_Work order_. The full listing, returned exactly and free of pictures, is the expected answer.

_Provided information_.
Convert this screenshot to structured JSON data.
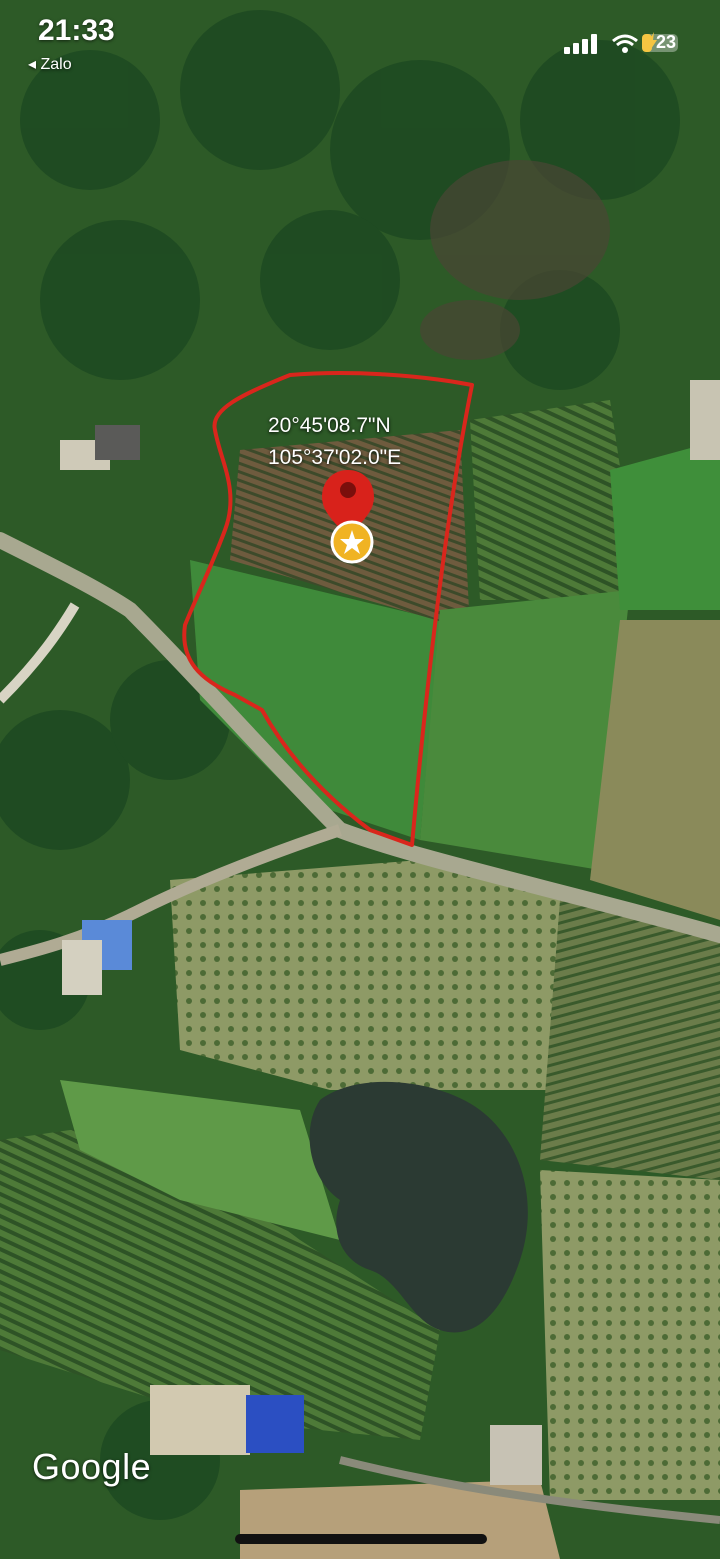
{
  "status_bar": {
    "time": "21:33",
    "back_app": "◂ Zalo",
    "battery_level": "23",
    "battery_color": "#f5c542"
  },
  "location": {
    "latitude": "20°45'08.7\"N",
    "longitude": "105°37'02.0\"E"
  },
  "attribution": "Google",
  "icons": [
    "cellular-signal-icon",
    "wifi-icon",
    "battery-icon",
    "map-pin-icon",
    "star-icon"
  ],
  "colors": {
    "boundary": "#d9261c",
    "pin": "#d8221b",
    "star_badge": "#f0b323"
  }
}
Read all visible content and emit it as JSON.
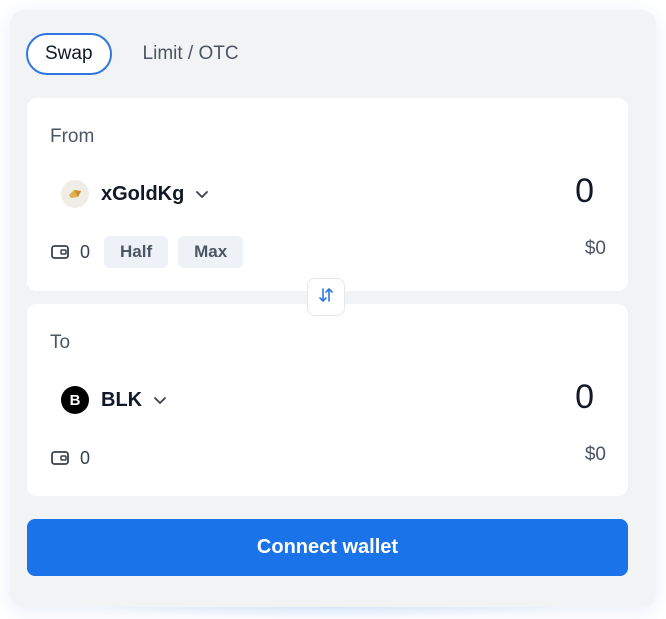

_Your solution_.
Convert this screenshot to structured JSON data.
{
  "status_bar": {
    "time": "21:33",
    "back_app": "◂ Zalo",
    "battery_level": "23",
    "battery_color": "#f5c542"
  },
  "location": {
    "latitude": "20°45'08.7\"N",
    "longitude": "105°37'02.0\"E"
  },
  "attribution": "Google",
  "icons": [
    "cellular-signal-icon",
    "wifi-icon",
    "battery-icon",
    "map-pin-icon",
    "star-icon"
  ],
  "colors": {
    "boundary": "#d9261c",
    "pin": "#d8221b",
    "star_badge": "#f0b323"
  }
}
Read all visible content and emit it as JSON.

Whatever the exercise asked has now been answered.